    ‘When one enters a new country and emerging market, a quality hotel not only provides the best sleep in town, but also the best restaurant and bar, best laundry and dry cleaning, banqueting, etc. So the hotel needs to provide all the facilities.’

    The WEF’s 2015 Travel and Tourism Competitiveness report ranked South Africa as sub-Saharan Africa’s ‘most tourism-ready economy’. That score was largely due to its capacity to host major (sporting) events and efforts to reduce red tape and encourage business development in the tourism industry.

    In addition, the 2016 Where to Invest in Africa report by Rand Merchant Bank determined through an economic and operating environment index that the top 10 African countries to invest in are South Africa, Egypt, Morocco, Ghana, Nigeria, Ethiopia, Tunisia, Algeria, Tanzania and Kenya.

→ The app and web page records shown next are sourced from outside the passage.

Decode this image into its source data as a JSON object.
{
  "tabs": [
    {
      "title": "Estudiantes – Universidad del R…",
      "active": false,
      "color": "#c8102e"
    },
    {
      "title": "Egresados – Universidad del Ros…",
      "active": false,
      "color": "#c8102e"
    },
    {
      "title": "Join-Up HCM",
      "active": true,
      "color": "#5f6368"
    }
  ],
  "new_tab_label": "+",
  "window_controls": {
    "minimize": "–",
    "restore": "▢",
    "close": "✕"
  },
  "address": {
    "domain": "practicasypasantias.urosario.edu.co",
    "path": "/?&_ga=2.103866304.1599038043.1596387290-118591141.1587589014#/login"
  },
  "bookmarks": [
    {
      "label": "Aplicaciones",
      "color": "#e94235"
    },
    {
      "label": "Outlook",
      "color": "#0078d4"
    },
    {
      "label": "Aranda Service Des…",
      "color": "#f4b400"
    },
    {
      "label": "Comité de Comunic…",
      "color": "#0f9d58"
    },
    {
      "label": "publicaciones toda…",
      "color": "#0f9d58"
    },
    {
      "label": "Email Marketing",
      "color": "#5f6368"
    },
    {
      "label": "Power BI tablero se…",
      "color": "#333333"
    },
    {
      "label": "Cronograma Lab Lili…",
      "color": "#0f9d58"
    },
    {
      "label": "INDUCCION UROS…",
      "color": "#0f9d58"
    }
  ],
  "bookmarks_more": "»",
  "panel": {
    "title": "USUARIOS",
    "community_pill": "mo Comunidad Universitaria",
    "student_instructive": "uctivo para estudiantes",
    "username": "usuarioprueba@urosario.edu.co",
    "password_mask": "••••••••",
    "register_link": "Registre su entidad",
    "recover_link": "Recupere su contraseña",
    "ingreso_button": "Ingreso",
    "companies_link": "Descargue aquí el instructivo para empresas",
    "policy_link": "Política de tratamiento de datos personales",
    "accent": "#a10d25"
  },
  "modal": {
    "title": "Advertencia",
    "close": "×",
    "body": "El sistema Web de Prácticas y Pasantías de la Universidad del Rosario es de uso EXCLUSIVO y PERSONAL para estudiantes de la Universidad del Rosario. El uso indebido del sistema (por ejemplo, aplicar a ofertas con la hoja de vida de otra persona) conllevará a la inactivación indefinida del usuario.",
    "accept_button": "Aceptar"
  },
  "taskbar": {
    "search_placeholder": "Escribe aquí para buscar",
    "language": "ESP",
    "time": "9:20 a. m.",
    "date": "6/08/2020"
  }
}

    ‘All these countries have shown a stable growth not only in tourism but also in the macroeconomy,’ says Cooper. ‘And all are countries where you can expect to see increased travel and tourism activity with additional hotel growth and development to support that.’

    The boom in business hotels is great news for local economies. Some 8 million people are directly employed in the travel and tourism business according to the World Travel and Tourism Council (WTTC), centred mainly in Southern and North Africa, with pockets in East and West Africa focused on beach and safari holidays.

    The industry has proven itself to be a significant contributor to the continent’s GDP, exceeding that of many other important sectors. The WTTC predicts that this will increase as more air routes, hotels and businesses open up.

    Tourism is undoubtedly one of the key industries in driving economic growth and job creation.

    Findings from the 2016 Travel and Tourism economic impact report indicate that the direct contribution of travel and tourism to GDP was US$2 229.8 billion (3% of total GDP) in 2015. In Africa, it is responsible for 8.1% – a figure that is forecast to rise at 4.9% per annum until 2025.

    The continent continues to remain attractive to investors when it comes to business, capital and trade investment, leading to rising demand for accommodation and hospitality products, according to Cooper.

    ‘With this in mind, the increasing number of tourists and increased spending is bound to influence employment within the industry.’

    By Tracy Melass
    Images: Gallo/Getty Images